Oh, my, it’s Christmas Eve! Here at Rancho Bizarro (where I live, as opposed to Bizarro International Headquarters, where I and my team of mutant camels create Bizarro products) we don’t put up a tree, but rather a green folding chair with all of the delightful holiday cards we’ve received this season taped to it. So far, there are three, but the mail hasn’t arrived yet today. Thanks to my parents, Kate and Michael, and John and Anne, who sent cards. Your unnecessary depletion of our planet’s precious, life-sustaining forests is much appreciated! (more…)
Bizarro is brought to you today by Holiday Party Attire.
As I write this, I am in hour 30 of a Bulimia-style crash diet during which I have been ejecting all food and liquid from my body through my mouth with great discomfort. I also have the accompanying aches and pains of such a condition, making me feel as though I’ve been thrown from a speeding car. So I’ll keep this brief. (more…)
(For the looking at it bigger, click the any wheel on the orange tricycle.)
Bizarro is brought to you today by Don’t Just Complain, Do Something!

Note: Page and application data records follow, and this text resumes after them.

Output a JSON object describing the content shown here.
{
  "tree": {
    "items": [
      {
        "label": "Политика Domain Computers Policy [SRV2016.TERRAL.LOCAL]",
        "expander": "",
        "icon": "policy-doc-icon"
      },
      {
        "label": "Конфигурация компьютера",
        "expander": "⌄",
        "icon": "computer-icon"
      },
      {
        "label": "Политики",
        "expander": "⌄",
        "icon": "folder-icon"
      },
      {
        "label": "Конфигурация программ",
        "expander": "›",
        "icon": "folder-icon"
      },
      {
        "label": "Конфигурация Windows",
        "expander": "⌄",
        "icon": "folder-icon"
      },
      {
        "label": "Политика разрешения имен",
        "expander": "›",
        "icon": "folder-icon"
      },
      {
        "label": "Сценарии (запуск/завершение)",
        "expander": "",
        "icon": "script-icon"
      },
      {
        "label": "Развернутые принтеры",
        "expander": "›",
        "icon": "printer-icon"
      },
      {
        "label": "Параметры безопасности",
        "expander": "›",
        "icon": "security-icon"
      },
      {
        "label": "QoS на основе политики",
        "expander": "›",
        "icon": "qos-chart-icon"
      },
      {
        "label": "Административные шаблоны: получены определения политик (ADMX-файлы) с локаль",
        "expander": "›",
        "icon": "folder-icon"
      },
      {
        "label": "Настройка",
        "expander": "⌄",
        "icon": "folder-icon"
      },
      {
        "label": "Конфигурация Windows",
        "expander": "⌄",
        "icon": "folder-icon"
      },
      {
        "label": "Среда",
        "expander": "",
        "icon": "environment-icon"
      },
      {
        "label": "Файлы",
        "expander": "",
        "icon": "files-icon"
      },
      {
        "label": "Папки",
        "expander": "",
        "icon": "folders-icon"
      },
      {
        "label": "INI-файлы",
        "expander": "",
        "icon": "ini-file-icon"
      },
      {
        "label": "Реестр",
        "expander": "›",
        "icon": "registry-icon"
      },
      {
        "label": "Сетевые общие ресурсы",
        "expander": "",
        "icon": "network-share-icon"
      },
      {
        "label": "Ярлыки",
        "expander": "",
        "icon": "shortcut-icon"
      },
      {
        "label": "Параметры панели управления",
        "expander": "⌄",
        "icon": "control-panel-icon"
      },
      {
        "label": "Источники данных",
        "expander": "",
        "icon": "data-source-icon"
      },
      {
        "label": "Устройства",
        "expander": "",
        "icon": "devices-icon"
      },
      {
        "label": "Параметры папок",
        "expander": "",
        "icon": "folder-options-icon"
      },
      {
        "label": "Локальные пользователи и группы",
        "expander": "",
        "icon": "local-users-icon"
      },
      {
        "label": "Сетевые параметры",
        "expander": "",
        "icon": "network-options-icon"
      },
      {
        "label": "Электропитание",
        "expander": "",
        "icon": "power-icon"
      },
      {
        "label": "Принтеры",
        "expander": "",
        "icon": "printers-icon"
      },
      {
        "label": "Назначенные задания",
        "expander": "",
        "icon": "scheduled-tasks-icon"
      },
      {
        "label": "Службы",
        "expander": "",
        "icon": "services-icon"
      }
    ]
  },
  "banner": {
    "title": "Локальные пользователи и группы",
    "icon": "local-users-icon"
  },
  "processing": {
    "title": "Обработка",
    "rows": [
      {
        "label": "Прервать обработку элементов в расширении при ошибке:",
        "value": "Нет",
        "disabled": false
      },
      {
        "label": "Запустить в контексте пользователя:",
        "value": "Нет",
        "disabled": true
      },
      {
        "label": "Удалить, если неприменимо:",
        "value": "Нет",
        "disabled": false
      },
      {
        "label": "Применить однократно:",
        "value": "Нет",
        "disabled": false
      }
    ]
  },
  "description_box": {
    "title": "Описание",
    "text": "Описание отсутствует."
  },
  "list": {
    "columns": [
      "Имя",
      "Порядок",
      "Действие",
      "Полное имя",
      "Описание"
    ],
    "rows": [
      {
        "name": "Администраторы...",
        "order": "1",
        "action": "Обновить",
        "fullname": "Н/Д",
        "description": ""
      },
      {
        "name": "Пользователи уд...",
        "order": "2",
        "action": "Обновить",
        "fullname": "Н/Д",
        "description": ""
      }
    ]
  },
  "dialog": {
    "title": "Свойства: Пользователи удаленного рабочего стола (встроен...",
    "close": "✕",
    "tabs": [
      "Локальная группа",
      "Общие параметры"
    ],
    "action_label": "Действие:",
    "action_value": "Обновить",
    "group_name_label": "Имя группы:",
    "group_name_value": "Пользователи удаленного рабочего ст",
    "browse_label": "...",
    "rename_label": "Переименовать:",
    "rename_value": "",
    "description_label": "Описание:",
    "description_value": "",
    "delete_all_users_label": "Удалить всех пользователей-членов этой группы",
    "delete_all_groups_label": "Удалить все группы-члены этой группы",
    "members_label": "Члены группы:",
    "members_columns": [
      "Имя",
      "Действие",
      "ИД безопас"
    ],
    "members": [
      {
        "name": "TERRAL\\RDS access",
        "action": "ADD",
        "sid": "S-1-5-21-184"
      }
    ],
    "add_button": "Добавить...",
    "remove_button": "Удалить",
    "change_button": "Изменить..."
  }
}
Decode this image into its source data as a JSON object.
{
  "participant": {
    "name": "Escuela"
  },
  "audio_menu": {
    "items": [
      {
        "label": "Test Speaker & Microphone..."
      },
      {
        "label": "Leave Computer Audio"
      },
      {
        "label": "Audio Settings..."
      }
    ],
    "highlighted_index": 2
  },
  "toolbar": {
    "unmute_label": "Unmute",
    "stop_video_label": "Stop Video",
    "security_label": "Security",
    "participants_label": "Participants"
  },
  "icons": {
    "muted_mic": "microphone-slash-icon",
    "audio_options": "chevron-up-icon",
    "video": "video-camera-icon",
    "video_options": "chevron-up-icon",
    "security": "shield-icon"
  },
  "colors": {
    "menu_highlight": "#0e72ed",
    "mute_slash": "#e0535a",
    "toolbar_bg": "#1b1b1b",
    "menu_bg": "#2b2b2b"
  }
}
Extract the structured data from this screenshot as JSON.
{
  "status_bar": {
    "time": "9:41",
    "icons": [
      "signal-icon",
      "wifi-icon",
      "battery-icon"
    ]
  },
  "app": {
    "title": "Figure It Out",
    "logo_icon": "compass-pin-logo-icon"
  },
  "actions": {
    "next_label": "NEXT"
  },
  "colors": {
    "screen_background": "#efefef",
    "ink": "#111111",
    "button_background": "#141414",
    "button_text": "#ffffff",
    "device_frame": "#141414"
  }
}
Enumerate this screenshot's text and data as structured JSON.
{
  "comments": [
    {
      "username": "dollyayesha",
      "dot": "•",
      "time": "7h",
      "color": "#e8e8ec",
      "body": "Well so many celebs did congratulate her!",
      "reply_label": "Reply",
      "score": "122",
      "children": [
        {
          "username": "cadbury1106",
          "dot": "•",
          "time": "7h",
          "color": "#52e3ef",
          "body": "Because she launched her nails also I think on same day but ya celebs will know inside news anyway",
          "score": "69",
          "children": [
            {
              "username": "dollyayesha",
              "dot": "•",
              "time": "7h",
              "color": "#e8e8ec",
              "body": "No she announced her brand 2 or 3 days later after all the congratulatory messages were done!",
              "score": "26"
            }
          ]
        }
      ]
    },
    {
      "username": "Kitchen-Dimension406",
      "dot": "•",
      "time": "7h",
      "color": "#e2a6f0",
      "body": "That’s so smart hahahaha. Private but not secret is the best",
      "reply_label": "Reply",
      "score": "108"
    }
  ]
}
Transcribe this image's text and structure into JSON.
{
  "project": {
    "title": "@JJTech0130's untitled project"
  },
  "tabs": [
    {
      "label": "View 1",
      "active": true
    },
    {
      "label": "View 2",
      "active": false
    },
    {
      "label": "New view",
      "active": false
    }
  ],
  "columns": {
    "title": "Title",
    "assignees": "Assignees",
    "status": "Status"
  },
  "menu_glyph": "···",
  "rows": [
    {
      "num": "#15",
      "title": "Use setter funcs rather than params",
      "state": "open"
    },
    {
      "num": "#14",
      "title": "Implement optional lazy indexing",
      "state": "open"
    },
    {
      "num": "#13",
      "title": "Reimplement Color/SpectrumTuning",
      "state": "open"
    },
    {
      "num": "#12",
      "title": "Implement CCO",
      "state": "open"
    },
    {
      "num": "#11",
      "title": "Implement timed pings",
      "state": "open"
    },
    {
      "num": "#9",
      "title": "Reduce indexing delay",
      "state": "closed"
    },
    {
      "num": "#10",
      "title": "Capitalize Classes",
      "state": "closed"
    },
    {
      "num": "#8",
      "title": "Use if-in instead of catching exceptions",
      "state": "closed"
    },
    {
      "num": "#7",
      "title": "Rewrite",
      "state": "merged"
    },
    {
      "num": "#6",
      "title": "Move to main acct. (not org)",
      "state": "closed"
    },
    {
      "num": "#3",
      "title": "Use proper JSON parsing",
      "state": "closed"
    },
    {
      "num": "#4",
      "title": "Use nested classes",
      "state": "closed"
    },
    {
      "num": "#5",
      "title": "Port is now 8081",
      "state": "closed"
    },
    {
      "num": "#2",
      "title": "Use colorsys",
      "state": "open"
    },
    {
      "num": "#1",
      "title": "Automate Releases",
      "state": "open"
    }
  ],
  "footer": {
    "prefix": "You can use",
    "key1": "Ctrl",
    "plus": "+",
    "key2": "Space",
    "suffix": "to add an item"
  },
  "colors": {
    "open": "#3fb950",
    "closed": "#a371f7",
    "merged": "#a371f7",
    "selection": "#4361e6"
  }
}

I’m not a big fan of Xmas, what with the hideously ugly decorations and lights, and the unbearably obnoxious songs and commercials. A couple of decades ago I gave up giving or expecting cards or gifts at this time of year, seeing the holiday primarily as a department-store construct that has succeeded in putting social pressure on most people to buy stuff they can’t afford for people who don’t need it. And since I’m neither a fan nor a devotee of any religion, it has no meaning for me in that context, either. But, since there’s no getting rid of it now, to at least make it a little more interesting, I’m going to suggest we combine Xmas with Halloween. If you see me on the street this December, please wish me a “scary Xmas.” (more…)
Bizarro is brought to you today by Christmas Kidnapping.
The bizarre and convoluted imagery of modern-day Christmas has fascinated me since I was old enough to notice it. (Sometime in my teens.) I’ve since learned that there are many and various ancient myths and holidays that were incorporated into it over the centuries, including the virgin birth (the birth of heroes to virgins, often with some kind of god as the father, are common in many pre-Christian mythologies), the king born of poverty (another common mythological element and likely the reason that to this day, Americans like to vote for a “down home” candidate for president, the sort you’d want to “have a beer with”), the Christmas tree, (a pagan symbol of the winter solstice), and Santa Claus (derived from the pre-Christian, Germanic god, Odin, who flew through the skies giving gifts at Yule [Dec 25] on an eight-legged horse, later morphed into eight reindeer.) Anyway, for the past couple of Christmases, I’ve had some fun combining modern elements of the holiday with the original nativity scene of Christian mythology. Here’s last year’s, in case you’ve forgotten. (more…)